An interesting menu features main courses between £6.95 and £11.95 plus some slightly pricier "signature" dishes like Cous Cous Royale (North African food is a feature here). You can also get sandwiches, burgers, wraps and side orders. Real ales are Adnams Broadside and Shepherd Neame Spitfire.

Since Ron and Ann Beach took over the Cross Keys in Saxon Street, Cambridge last December, this delightful little split-level pub has gone from strength to strength. The original four handpumps have been replaced with six gleaming new ones which dispense an ever changing selection of two session bitters and four stronger ales - a recent visit found Caledonian Deuchars IPA, Camerons Best Bitter, Brakspear Bitter, Youngs Special, Adnams Broadside and Theakston Old Peculier in residence, all benefiting from the newly installed cooling system. The nicely idiosyncratic decor also continues to develop, one addition being a huge family bible on an ornate stand - given to the Beaches because the owners knew it would be looked after. The bright yellow exterior is still attracting attention and Ann reckons this is now the most photographed pub in Cambridge. It's good to have more choice in the real ale scene in this part of town.

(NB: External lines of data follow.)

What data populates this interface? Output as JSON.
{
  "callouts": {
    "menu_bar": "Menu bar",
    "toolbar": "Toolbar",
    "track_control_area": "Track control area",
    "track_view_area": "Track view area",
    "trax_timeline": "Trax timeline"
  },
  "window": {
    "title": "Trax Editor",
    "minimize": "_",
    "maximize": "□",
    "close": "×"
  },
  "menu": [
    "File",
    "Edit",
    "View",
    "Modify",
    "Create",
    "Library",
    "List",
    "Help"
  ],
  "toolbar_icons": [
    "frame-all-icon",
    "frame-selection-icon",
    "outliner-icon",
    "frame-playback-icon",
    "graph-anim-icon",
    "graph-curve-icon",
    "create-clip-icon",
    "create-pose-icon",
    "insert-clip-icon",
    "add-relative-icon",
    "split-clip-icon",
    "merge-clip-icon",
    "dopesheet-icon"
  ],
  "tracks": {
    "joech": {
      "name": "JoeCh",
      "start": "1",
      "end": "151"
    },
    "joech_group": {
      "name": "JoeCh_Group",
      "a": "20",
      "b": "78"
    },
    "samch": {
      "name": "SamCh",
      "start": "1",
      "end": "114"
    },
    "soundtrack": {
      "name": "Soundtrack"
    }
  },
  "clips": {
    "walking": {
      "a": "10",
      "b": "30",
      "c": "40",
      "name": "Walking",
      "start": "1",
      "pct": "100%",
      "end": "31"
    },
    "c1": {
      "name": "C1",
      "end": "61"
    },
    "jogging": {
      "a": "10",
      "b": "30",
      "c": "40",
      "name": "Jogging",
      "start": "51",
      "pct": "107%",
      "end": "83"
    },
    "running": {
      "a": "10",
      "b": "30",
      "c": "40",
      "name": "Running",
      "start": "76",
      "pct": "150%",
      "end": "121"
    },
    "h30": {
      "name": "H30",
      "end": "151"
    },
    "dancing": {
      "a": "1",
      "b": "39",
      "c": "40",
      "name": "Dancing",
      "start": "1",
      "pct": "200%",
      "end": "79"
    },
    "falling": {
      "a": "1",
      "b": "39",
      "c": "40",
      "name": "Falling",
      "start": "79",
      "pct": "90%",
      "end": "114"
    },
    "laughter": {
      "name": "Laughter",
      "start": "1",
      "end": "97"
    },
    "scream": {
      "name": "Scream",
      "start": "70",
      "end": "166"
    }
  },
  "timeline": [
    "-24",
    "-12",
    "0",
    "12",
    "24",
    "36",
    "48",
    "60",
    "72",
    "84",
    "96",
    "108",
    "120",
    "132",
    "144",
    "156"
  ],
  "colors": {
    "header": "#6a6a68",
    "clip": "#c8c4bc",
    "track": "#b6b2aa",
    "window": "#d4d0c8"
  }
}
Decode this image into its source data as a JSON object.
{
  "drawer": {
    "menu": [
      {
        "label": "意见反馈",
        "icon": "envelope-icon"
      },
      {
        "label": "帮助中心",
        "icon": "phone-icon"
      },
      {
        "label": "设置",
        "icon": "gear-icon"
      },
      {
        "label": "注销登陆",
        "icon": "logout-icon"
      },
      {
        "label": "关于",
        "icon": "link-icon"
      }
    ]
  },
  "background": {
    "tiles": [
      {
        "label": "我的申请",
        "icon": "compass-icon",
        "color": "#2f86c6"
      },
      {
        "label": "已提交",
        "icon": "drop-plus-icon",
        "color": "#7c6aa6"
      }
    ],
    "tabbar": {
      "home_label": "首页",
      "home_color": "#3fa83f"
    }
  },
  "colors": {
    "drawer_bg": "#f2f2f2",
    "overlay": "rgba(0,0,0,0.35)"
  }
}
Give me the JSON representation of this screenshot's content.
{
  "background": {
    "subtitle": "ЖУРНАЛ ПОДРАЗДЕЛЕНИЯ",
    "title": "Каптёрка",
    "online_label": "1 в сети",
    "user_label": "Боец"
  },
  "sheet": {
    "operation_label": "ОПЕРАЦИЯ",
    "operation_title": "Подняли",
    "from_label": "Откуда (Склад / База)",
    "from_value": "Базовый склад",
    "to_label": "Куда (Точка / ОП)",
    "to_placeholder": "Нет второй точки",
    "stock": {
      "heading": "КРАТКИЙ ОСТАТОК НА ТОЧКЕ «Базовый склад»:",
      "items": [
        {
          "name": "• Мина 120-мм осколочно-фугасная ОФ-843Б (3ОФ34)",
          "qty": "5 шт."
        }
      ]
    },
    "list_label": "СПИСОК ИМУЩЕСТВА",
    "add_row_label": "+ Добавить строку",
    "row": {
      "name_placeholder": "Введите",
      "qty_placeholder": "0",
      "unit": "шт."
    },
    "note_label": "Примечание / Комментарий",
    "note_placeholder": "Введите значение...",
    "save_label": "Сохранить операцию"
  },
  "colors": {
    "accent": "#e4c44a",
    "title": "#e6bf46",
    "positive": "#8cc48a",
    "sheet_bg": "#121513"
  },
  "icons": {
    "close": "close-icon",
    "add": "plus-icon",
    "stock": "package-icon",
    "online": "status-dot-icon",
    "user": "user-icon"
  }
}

Lawyers, near the corner of Lensfield Road and Regent Street Cambridge, has had a subtle name change to The Advocate (though older readers will recall it as The Oak). Tetley Bitter remains the sole real ale.

At The County Arms, Castle Hill, Cambridge, the cask beer range has expanded to five - Everards Beacon, Tiger, Sunrunner and Original plus a changing guest.

The smoking ban, at the time of writing, had been in force a couple of months and reports from pubs on its impact have been mixed. The awful weather hasn't helped trade either, of course, but many pubs say that their regulars who were/are smokers have adapted and that some new people are coming in. On the other hand, we know of one city centre local without a garden or patio whose custom is down 30%. Out at Teversham, the Rose and Crown has attracted publicity by creating a "smokers' bar" in the garden, using an old burger van. Those local pubs which previously banned smoking might have been expected to suffer from loss of a unique selling point but the Free Press, for instance, say their trade has, if anything, increased - helped no doubt by the pub's other attractions, including what many would judge to be the best pint of Greene King IPA in town.

Pub closures in our area continue unabated. Latest to go is the Royal Standard on Mill Road, Cambridge, which is being converted to a restaurant. Over at Bourn, the Duke of Wellington is currently closed; there has been no application for change of use to the Council so hopefully this is just a temporary hiatus.

The Unicorn at Trumpington has changed hands and held a garden party in early September featuring 10 real ales and a real cider. Our spies report that beer quality here is now very good and the food is of a high standard.